Beef and Weight Control

Many strategies can help with weight loss, but what’s an effective way to lose fat while preserving muscle mass? Try combining regular exercise with a diet that includes foods high in protein yet moderate in calories, such as lean beef, pork, poultry, fish, and eggs.

How much protein do we need during weight loss?

Aim for 1.2 to 1.6 g protein/kg body weight/day, spread evenly over 3 or 4 meals.1 For a 68-kg (150 lb) adult, that’s roughly 80 to 110 g of protein per day.

Here’s a great post that gives you more information on the protein + weight loss connection.

1 Leidy, H. J., Clifton, P. M., Astrup, A., Wycherly, T. P., Westerterp-Plantenga, M. S., Luscombe-Marsh, N. D., Mattes, R. D. (2015). The role of protein in weight loss and maintenance. Am J Clin Nutr. 101(6):1320S-1329S.

Good to Know:

In order to see weight loss benefits, there may be a threshold of about 25 to 30 g of protein PER MEAL. Dietary counselling can help people stick with an optimal protein diet for the long term.1

Take a “food first” approach to getting enough protein

Some Canadians turn to nutritional supplements to boost their protein intake. Food tastes better, is less costly and less processed. We’re not meant to eat supplements – we’re meant to eat food!

Good to Know:

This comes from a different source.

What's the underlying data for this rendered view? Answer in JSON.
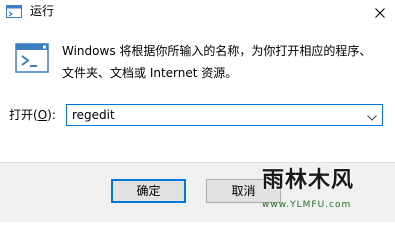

Whole foods have more to offer than individual nutrients. Their benefits are greater than the sum of their parts.

Diabetes and Weight Loss

According to the 2018 Clinical Practice Guidelines by Diabetes Canada2, weight loss is the most important and effective dietary strategy for obese and overweight adults living with prediabetes or type 2 diabetes. The same report notes that with energy-reduced diets, protein intakes should be maintained or increased. Diet changes should be made in consultation with a dietitian.

For optimal health, prepare meals at home with whole and minimally processed foods. Canada’s food guide healthy plate is a useful way to think about balanced eating.

1 Engelmann, M. D., Davidsson, L., Sandström, B., Walczyk, T., Hurrell, R. F., & Michaelsen, K. (1998). The influence of meat on nonheme iron absorption in infants. Pediatr Res. 43(6):768-73.
2 Clinical Practice Guidelines, Diabetes Canada, 2018. Accessed: http://guidelines.diabetes.ca/cpg January 2019.
3 Moubarac, J. C. Ultra-processed foods in Canada: consumption, impact on diet quality and policy implications. Montréal: TRANSNUT, University of Montreal; December 2017.
4 Bax, M., Buffière, C., Hafnaoui, N., Gaudichon, C., Savary-Auzeloux, I., Dardevet, D., … & Rémond, D. (2013). Effects of Meat Cooking, and of Ingested Amount, on Protein Digestion Speed and Entry of Residual Proteins into the Colon: A Study in Minipigs. PLoS One. 8(4):e61252.